▸ Exercise:
Among the entries below, find the lines with the word "Jobs" and copy them.
=== Begin Enclosure ===
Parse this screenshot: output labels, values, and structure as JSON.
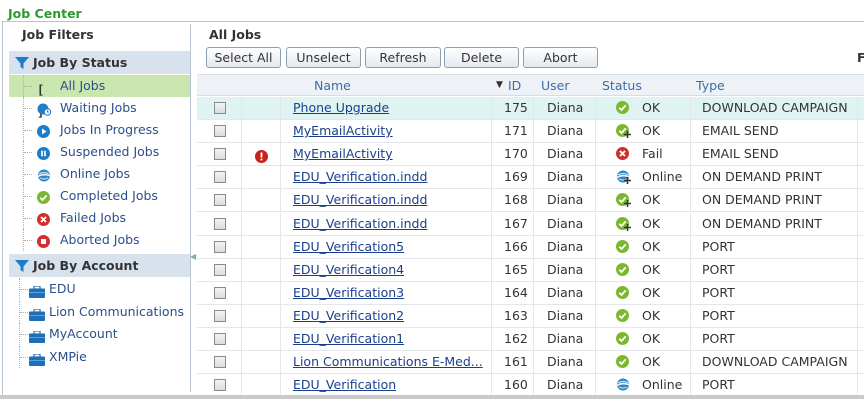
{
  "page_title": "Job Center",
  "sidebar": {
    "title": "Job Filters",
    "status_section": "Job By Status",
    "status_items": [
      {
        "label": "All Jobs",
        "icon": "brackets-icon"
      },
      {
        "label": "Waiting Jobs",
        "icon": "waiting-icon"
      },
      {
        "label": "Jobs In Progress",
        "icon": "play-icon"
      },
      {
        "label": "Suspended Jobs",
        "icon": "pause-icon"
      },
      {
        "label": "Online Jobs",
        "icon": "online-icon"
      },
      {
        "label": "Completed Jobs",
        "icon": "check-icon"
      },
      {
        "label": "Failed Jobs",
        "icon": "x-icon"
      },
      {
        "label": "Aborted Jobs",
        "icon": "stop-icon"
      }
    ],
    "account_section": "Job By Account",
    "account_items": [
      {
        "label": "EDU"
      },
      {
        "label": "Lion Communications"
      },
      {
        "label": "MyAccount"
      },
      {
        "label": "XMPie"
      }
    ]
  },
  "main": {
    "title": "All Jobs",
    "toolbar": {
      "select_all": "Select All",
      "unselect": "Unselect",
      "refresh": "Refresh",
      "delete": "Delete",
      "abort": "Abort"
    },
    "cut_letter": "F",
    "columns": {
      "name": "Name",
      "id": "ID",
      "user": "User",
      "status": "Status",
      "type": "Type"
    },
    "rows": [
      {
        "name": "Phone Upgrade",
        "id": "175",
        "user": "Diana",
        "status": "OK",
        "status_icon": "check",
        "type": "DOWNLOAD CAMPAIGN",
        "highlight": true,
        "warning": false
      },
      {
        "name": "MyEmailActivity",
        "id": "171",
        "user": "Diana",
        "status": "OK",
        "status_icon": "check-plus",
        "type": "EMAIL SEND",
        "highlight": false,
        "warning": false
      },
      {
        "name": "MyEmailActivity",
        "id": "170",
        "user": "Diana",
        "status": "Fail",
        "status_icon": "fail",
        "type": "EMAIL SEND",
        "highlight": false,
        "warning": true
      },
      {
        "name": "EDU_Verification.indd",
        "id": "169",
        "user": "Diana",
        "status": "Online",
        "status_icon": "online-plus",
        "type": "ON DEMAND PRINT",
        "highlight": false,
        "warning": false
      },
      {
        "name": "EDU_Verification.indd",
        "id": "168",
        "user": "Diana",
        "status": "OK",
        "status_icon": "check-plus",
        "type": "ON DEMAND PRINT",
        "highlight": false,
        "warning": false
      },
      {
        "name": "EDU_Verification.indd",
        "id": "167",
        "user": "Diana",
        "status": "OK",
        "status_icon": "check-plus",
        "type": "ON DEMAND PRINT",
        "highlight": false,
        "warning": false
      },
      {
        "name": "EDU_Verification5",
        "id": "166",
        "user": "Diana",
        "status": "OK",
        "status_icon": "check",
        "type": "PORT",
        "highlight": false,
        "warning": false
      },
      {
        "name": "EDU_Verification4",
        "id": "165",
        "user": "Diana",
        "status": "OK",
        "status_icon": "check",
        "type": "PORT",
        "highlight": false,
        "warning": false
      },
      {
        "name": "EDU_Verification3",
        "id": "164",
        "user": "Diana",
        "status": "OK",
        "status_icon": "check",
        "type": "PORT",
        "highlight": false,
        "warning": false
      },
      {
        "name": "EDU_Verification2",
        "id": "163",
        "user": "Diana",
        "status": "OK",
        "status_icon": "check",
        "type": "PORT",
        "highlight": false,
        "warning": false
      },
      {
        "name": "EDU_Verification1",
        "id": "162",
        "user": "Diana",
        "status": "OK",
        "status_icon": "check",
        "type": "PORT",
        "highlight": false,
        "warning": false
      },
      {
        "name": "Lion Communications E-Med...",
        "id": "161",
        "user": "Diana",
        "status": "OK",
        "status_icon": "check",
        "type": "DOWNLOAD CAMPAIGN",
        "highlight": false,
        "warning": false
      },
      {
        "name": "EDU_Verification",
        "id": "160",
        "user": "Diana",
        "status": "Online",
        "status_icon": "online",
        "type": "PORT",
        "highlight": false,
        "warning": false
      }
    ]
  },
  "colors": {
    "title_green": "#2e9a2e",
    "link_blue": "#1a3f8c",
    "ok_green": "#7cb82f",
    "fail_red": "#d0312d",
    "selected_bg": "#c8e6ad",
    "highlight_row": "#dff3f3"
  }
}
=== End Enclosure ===
▸ Task response:
        "label": "All Jobs",
        "label": "Waiting Jobs",
        "label": "Jobs In Progress",
        "label": "Suspended Jobs",
        "label": "Online Jobs",
        "label": "Completed Jobs",
        "label": "Failed Jobs",
        "label": "Aborted Jobs",
    "title": "All Jobs",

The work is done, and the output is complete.